Avi Vinocur, who dwells in San Francisco, and Patrick Dyer Wolf, of North Carolina, are the mainstays of the band with them... »»»
Country News Digest
Elsewhere in the news
Currently at the CST blogs
Trampled By Turtles is an indie folk group, an alt.-country band or a bluegrass act - depending on how you choose to look at them. Perhaps it's best to view the outfit as the ultimate combo platter consisting of just about everything that's good about American music. They play wonderfully, yet they also write intelligent songs that draw everyone from Townes Van Zandt to Nirvana to Ralph Stanley. It's all good, and some (or all) of these influences can be spotted in most of Trampled By Turtles' enjoyable sounds.... »»»
If you move in alt.-country/Americana circles, you simply cannot get away from the name Parker Millsap. He's certainly one of the biggest buzz artists of 2014. Better still, his self-titled album lives up to all the hype. He's a smart songwriter and a passionate singer and is essential listening for anybody looking for high quality contemporary music. Millsap also creates music appealing to a wide variety of musical tastes. You can make a case that he's a country guy, but you can also hear a lot of blues and folk. And if you attempt to put a label on him, he'll quickly tear it right off.... »»»

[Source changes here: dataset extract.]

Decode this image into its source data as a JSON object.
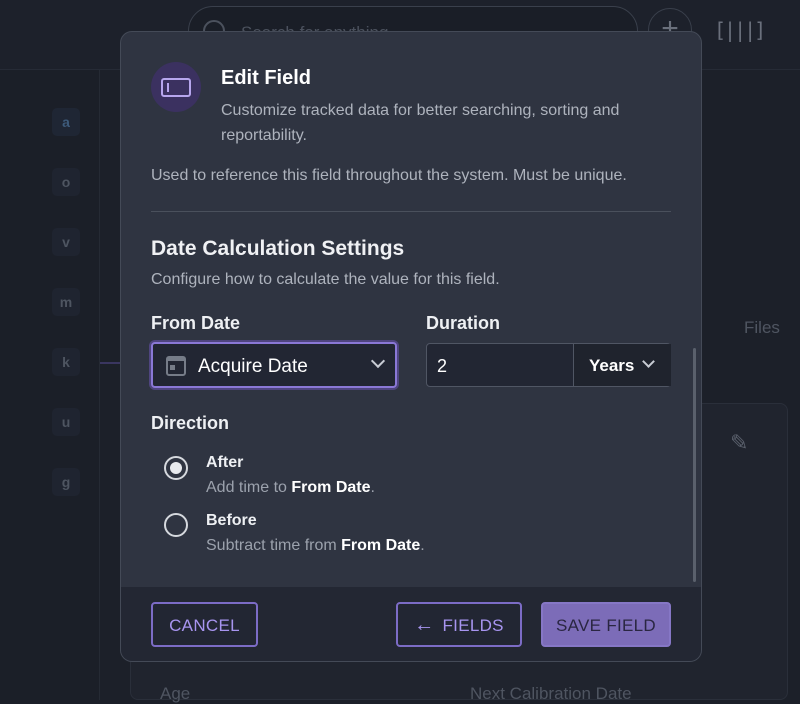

What a difference a year can make. Last year, Sturgill Simpson was overly anxious about the arrival of his debut album, "High Top Mountain." This year, Simpson is simultaneously anticipating the birth of his debut child and his just-released sophomore album, "Metamodern Sounds in Country Music," and his mood couldn't be more relaxed and joyous.... »»»
It must be frustrating to resophonic artists of the stature of these three that even they still have to on occasion answer the question "What is that thing you're playing?" The number of well-known Dobro players has always seemed to lag behind even the banjo, and even in the "Golden Years" of '50s and '60s country music, the only widely known names were Josh Graves and Pete "Brother Oswald" Kirby. »»»
The Earls of Leicester
In 1946, Lester Flatt and Earl Scruggs were integral parts of Bill Monroe's Blue Grass Boys when they recorded a series of singles that most historians of the music consider the "birth of bluegrass" as we know it. Upon leaving to form their own band, The Foggy Mountain Boys (much to Monroe's consternation), they spent most of the 1950s recording one landmark single after another. »»»